The lottery is a popular form of gambling that gives everyone the illusion they have a chance to become rich and famous. In the United States, people spent about $100 billion on tickets in 2021. States promote lotteries as a way to raise revenue for public goods like education and social safety nets, and they have been hailed as a painless alternative to taxes. But when I look at the amount of money state governments actually make from lotteries, it doesn’t seem to justify the cost to the average citizen.
The basic elements of a lottery are a pool of numbers, a mechanism for recording the identities of bettors and their amounts staked, and some means for selecting winners from the pool of ticket holders. Some lotteries collect the names of bettors on a receipt that is deposited with the organization for shuffling and potential selection in the drawing; others use numbered tickets that can be purchased at various points of sale.

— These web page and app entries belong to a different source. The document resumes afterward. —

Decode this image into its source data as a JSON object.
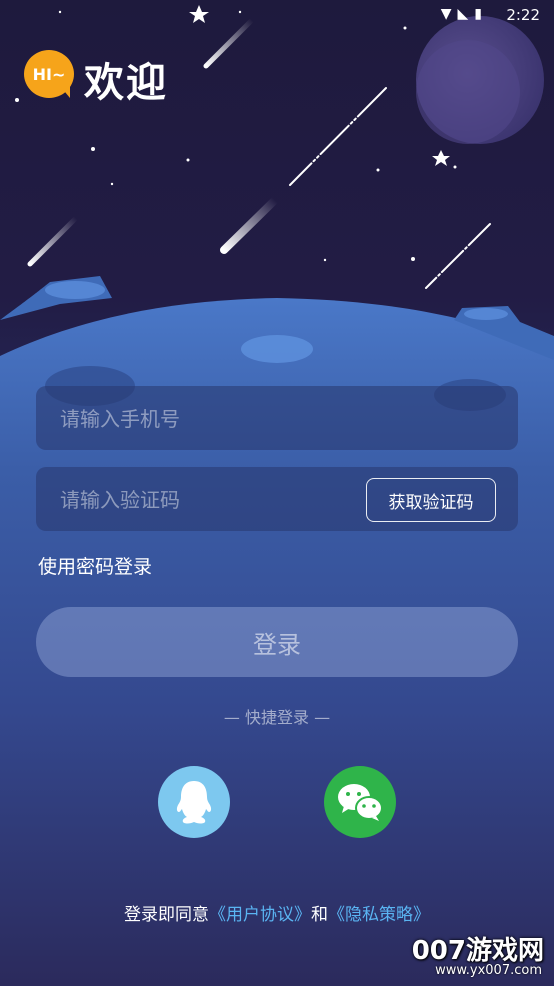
{
  "status_bar": {
    "time": "2:22",
    "icons": [
      "wifi-icon",
      "no-signal-icon",
      "battery-icon"
    ]
  },
  "header": {
    "logo_text": "HI~",
    "title": "欢迎"
  },
  "form": {
    "phone_placeholder": "请输入手机号",
    "code_placeholder": "请输入验证码",
    "get_code_label": "获取验证码",
    "password_login_label": "使用密码登录",
    "login_button_label": "登录"
  },
  "quick_login": {
    "label": "— 快捷登录 —",
    "options": [
      "qq-icon",
      "wechat-icon"
    ]
  },
  "agreement": {
    "prefix": "登录即同意",
    "user_agreement": "《用户协议》",
    "and": "和",
    "privacy_policy": "《隐私策略》"
  },
  "watermark": {
    "brand": "007游戏网",
    "url": "www.yx007.com"
  },
  "colors": {
    "logo": "#f6a41a",
    "link": "#5ab4f2",
    "qq": "#7dc8ef",
    "wechat": "#2fb44a"
  }
}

There are millions of improbable combinations in the lottery, and statistics from previous draws provide little clue about the odds of a winning combination. Richard Lustig, a lottery player who has won seven times in two years, suggests that players cover a broad range of numbers and avoid the dominant groups.
He also advises players to set a budget and not buy every draw. But most importantly, he says that health and a roof over your head should come before the next big jackpot.